(Web page and app entries)
_ _ _ _

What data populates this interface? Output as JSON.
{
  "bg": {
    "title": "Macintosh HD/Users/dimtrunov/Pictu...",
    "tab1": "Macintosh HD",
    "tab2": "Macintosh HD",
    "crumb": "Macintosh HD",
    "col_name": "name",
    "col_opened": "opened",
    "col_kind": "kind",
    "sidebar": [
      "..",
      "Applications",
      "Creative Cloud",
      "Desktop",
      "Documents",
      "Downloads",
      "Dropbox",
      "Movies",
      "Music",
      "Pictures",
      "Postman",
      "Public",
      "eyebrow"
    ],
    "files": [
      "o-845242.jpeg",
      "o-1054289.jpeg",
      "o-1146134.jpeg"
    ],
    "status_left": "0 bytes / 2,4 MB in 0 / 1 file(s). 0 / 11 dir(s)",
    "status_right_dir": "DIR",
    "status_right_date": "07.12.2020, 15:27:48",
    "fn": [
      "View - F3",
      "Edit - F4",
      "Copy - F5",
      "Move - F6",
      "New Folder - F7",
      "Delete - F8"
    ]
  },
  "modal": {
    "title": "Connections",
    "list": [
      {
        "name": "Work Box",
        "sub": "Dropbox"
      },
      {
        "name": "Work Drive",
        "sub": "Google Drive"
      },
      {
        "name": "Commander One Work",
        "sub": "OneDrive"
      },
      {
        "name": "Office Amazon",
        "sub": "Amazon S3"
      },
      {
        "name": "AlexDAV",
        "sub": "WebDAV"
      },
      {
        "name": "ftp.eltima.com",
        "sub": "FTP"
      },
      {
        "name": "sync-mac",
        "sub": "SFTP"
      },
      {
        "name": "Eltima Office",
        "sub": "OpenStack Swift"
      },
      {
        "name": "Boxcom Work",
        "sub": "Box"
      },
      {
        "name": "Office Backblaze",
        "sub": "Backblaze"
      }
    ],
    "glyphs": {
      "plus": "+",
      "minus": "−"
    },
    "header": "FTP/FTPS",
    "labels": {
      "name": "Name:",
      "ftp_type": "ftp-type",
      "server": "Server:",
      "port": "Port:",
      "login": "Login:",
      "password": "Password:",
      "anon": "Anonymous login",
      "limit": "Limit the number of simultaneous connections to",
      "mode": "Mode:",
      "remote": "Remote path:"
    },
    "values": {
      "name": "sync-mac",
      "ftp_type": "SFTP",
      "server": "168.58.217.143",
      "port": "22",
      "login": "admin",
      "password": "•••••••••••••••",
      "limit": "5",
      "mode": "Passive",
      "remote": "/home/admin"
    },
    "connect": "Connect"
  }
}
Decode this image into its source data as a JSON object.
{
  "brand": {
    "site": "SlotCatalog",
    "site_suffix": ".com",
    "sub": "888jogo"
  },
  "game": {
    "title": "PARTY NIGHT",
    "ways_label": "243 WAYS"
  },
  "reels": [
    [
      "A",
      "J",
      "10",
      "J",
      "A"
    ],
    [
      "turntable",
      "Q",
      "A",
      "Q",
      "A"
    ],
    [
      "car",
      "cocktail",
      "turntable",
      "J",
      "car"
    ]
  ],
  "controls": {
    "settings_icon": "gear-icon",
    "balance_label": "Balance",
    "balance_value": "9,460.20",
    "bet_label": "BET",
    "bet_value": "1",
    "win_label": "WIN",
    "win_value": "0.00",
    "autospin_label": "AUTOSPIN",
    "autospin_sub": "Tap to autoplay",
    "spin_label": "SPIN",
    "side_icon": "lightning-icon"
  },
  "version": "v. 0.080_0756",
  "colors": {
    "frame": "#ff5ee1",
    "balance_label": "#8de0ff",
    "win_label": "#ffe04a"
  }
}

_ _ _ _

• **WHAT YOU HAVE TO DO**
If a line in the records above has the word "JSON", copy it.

• **REPLY TO THE TASK**
What data populates this interface? Output as JSON.
Decode this image into its source data as a JSON object.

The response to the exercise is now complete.